## Your instructions
An exact copy of all the data below is required.

BEGIN Stored data

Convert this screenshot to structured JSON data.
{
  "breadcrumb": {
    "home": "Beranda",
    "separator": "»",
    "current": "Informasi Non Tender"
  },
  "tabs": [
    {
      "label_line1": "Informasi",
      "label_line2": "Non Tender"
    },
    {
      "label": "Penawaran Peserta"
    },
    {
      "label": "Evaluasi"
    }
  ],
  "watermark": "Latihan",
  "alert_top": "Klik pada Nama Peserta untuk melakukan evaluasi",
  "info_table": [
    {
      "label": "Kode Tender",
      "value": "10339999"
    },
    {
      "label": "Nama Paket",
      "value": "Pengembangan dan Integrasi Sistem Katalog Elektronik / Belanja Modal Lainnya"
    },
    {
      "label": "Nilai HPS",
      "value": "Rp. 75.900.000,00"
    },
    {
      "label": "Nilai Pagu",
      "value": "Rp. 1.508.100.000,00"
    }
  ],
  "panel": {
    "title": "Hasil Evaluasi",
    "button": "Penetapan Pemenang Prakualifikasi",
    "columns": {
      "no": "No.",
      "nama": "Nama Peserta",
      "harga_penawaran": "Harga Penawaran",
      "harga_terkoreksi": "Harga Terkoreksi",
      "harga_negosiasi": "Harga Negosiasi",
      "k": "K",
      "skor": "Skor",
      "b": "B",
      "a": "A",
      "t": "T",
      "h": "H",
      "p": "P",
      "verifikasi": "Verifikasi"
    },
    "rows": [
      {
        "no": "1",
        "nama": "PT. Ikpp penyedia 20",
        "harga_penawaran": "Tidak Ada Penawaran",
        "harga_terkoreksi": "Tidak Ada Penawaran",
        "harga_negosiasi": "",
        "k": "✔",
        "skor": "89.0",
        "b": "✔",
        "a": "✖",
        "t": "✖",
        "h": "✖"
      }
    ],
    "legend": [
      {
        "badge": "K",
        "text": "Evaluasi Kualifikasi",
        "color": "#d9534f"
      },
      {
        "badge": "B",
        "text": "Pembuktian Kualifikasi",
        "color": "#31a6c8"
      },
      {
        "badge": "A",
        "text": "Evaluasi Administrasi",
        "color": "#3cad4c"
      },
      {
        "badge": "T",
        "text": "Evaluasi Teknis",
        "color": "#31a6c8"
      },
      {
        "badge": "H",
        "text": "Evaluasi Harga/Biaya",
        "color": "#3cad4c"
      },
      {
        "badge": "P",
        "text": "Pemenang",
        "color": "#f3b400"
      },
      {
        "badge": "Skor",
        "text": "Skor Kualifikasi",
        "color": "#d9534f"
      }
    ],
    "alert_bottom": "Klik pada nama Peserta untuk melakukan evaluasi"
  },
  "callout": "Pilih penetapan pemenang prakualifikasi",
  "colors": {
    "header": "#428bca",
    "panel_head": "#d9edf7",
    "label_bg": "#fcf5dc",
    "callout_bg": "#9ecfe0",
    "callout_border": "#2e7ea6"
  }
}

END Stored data

## Exercise output
Convert this screenshot to structured JSON data.
{
  "breadcrumb": {
    "home": "Beranda",
    "separator": "»",
    "current": "Informasi Non Tender"
  },
  "tabs": [
    {
      "label_line1": "Informasi",
      "label_line2": "Non Tender"
    },
    {
      "label": "Penawaran Peserta"
    },
    {
      "label": "Evaluasi"
    }
  ],
  "watermark": "Latihan",
  "alert_top": "Klik pada Nama Peserta untuk melakukan evaluasi",
  "info_table": [
    {
      "label": "Kode Tender",
      "value": "10339999"
    },
    {
      "label": "Nama Paket",
      "value": "Pengembangan dan Integrasi Sistem Katalog Elektronik / Belanja Modal Lainnya"
    },
    {
      "label": "Nilai HPS",
      "value": "Rp. 75.900.000,00"
    },
    {
      "label": "Nilai Pagu",
      "value": "Rp. 1.508.100.000,00"
    }
  ],
  "panel": {
    "title": "Hasil Evaluasi",
    "button": "Penetapan Pemenang Prakualifikasi",
    "columns": {
      "no": "No.",
      "nama": "Nama Peserta",
      "harga_penawaran": "Harga Penawaran",
      "harga_terkoreksi": "Harga Terkoreksi",
      "harga_negosiasi": "Harga Negosiasi",
      "k": "K",
      "skor": "Skor",
      "b": "B",
      "a": "A",
      "t": "T",
      "h": "H",
      "p": "P",
      "verifikasi": "Verifikasi"
    },
    "rows": [
      {
        "no": "1",
        "nama": "PT. Ikpp penyedia 20",
        "harga_penawaran": "Tidak Ada Penawaran",
        "harga_terkoreksi": "Tidak Ada Penawaran",
        "harga_negosiasi": "",
        "k": "✔",
        "skor": "89.0",
        "b": "✔",
        "a": "✖",
        "t": "✖",
        "h": "✖"
      }
    ],
    "legend": [
      {
        "badge": "K",
        "text": "Evaluasi Kualifikasi",
        "color": "#d9534f"
      },
      {
        "badge": "B",
        "text": "Pembuktian Kualifikasi",
        "color": "#31a6c8"
      },
      {
        "badge": "A",
        "text": "Evaluasi Administrasi",
        "color": "#3cad4c"
      },
      {
        "badge": "T",
        "text": "Evaluasi Teknis",
        "color": "#31a6c8"
      },
      {
        "badge": "H",
        "text": "Evaluasi Harga/Biaya",
        "color": "#3cad4c"
      },
      {
        "badge": "P",
        "text": "Pemenang",
        "color": "#f3b400"
      },
      {
        "badge": "Skor",
        "text": "Skor Kualifikasi",
        "color": "#d9534f"
      }
    ],
    "alert_bottom": "Klik pada nama Peserta untuk melakukan evaluasi"
  },
  "callout": "Pilih penetapan pemenang prakualifikasi",
  "colors": {
    "header": "#428bca",
    "panel_head": "#d9edf7",
    "label_bg": "#fcf5dc",
    "callout_bg": "#9ecfe0",
    "callout_border": "#2e7ea6"
  }
}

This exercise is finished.